(Records from a data source)
----------------

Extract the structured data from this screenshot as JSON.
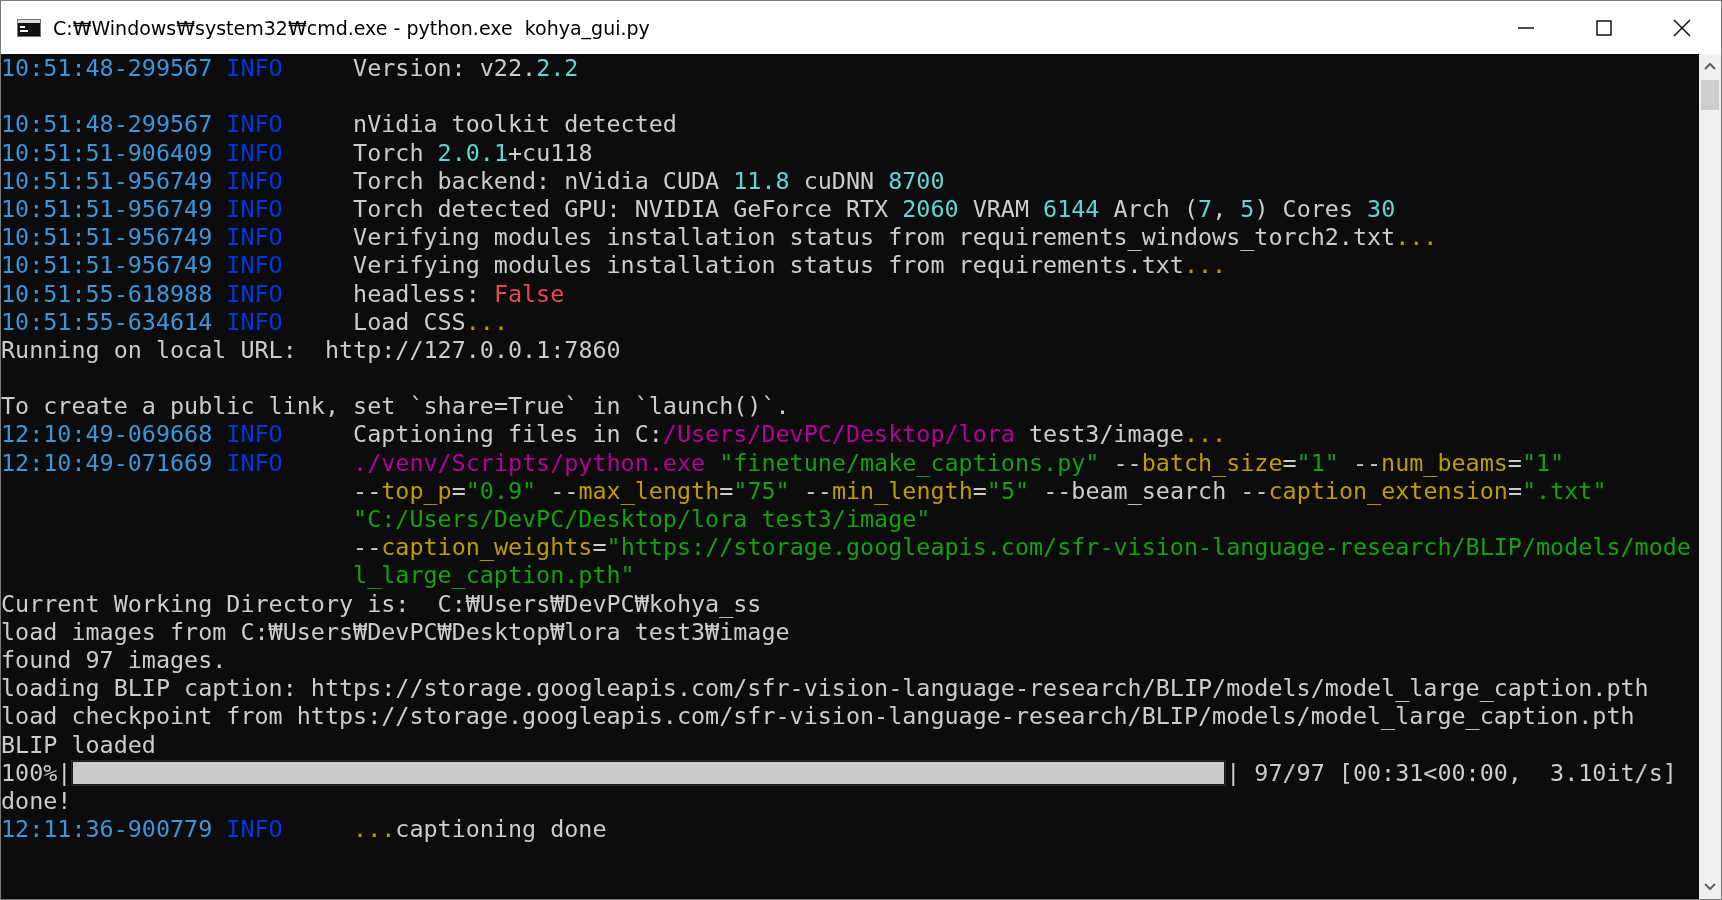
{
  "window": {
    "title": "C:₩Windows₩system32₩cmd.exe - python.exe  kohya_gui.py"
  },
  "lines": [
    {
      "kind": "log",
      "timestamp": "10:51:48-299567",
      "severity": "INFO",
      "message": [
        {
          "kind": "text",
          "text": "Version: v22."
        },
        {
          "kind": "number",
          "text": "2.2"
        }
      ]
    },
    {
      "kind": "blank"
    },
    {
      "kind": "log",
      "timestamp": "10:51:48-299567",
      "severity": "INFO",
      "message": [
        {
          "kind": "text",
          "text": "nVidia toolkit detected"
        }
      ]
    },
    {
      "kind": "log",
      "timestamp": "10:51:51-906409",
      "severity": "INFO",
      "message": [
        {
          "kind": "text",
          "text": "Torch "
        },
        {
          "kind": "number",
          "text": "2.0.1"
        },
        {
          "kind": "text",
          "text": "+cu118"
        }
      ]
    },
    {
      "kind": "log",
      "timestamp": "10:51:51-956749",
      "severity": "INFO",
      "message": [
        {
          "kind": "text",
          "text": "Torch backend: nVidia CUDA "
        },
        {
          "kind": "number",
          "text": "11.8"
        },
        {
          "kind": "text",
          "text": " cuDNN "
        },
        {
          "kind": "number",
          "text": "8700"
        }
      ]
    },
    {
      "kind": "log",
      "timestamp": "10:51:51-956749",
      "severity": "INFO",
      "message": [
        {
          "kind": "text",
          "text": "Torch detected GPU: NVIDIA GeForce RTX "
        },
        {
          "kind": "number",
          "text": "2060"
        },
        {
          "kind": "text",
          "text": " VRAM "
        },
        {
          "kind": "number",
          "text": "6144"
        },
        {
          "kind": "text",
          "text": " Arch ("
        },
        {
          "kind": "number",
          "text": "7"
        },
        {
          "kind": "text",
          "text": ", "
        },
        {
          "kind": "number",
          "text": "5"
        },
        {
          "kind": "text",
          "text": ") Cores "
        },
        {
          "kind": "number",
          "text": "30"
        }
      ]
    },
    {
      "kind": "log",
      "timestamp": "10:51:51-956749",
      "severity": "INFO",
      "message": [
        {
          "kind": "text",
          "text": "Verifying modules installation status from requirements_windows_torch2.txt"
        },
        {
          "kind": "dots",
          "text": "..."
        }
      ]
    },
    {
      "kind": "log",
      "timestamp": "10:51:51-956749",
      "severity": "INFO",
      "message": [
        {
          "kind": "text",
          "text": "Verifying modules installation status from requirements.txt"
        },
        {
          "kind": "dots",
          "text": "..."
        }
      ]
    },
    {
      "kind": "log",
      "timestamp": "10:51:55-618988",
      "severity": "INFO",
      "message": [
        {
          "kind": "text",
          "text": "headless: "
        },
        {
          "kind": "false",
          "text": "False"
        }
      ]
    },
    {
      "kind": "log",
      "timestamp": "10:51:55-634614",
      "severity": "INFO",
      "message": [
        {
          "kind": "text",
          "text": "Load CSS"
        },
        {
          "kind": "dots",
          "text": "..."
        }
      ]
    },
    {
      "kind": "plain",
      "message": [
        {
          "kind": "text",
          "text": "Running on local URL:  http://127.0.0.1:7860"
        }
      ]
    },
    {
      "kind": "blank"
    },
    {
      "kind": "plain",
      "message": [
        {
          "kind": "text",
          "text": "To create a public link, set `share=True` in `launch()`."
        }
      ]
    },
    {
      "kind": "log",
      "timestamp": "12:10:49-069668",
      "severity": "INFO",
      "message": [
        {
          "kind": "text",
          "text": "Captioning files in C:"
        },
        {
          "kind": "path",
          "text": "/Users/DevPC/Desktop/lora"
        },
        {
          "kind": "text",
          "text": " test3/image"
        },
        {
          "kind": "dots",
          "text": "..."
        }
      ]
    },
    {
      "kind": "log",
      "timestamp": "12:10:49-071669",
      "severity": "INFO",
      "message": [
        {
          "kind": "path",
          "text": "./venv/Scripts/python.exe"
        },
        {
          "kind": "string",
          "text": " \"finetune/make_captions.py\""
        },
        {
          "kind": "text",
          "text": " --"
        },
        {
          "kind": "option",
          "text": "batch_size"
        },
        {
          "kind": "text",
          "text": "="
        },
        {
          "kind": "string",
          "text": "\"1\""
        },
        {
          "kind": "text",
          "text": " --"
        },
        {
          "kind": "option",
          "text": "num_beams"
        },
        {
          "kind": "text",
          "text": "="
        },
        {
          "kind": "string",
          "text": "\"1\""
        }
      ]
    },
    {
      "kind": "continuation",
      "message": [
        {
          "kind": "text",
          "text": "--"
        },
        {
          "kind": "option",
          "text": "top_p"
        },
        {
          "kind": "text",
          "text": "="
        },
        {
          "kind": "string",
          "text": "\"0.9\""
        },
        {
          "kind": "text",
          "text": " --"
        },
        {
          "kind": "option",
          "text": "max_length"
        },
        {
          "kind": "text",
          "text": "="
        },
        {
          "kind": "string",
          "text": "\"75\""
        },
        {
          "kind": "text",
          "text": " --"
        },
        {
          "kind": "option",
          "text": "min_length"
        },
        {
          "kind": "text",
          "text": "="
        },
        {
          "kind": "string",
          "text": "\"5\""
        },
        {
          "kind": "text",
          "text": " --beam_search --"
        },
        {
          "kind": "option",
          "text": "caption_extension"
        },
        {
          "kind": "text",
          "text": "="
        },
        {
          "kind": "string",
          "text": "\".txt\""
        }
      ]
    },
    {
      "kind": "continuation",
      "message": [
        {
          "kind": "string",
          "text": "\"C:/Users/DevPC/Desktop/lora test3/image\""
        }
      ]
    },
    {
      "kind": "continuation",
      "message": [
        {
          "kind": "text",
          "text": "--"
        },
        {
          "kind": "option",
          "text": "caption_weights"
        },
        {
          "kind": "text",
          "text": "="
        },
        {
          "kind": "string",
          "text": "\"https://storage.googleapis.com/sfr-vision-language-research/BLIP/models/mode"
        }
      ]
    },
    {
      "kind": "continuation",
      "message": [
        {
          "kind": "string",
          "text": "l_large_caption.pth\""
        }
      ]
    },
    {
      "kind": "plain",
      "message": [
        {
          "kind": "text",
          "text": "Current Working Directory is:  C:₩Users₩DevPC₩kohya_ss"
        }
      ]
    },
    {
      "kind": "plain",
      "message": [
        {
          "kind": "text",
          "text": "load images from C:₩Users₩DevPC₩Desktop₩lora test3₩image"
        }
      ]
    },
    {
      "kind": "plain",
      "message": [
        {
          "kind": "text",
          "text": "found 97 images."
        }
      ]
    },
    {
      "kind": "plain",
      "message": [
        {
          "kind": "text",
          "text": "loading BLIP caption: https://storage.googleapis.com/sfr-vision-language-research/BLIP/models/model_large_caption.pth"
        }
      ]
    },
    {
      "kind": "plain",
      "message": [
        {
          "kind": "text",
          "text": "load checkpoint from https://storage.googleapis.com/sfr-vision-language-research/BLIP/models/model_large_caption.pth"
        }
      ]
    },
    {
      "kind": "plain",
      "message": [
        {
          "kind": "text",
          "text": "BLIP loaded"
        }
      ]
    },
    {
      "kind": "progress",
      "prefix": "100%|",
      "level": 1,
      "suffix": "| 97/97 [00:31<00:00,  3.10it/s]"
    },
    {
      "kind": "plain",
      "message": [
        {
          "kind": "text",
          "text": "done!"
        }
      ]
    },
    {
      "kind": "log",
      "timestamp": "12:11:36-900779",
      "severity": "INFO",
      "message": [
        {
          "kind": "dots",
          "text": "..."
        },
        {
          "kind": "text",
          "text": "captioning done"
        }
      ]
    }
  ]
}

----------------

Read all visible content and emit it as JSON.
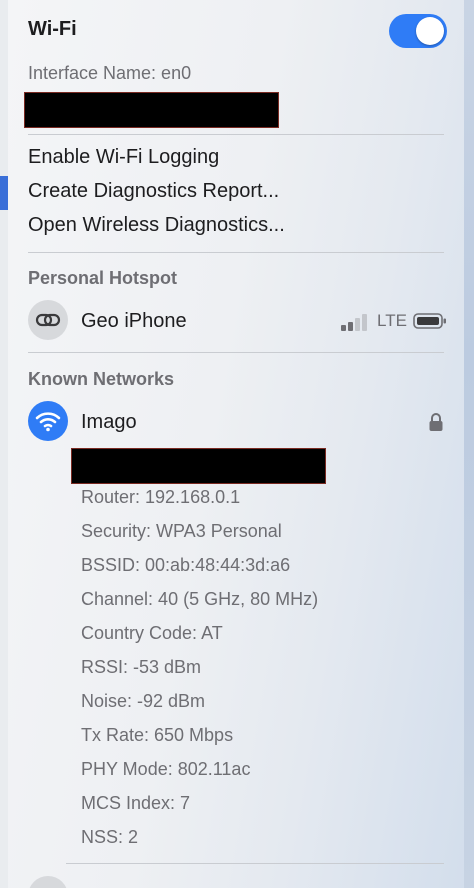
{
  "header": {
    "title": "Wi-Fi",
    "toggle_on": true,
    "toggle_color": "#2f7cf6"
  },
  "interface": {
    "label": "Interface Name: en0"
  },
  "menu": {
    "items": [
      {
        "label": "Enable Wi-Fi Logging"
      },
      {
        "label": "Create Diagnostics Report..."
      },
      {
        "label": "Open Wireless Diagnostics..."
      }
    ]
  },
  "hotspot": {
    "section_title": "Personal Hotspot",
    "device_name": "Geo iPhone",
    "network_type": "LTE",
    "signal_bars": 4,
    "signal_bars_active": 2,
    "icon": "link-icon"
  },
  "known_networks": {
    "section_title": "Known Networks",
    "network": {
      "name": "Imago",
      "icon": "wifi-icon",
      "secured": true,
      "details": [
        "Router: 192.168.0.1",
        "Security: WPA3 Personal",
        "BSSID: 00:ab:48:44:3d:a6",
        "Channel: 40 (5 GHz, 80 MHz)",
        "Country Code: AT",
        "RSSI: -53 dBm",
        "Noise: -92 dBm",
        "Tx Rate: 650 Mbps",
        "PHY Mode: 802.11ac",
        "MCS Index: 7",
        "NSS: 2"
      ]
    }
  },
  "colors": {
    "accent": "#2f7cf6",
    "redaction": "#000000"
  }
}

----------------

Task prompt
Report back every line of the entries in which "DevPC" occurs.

Response area
          "text": "/Users/DevPC/Desktop/lora"
          "text": "\"C:/Users/DevPC/Desktop/lora test3/image\""
          "text": "Current Working Directory is:  C:₩Users₩DevPC₩kohya_ss"
          "text": "load images from C:₩Users₩DevPC₩Desktop₩lora test3₩image"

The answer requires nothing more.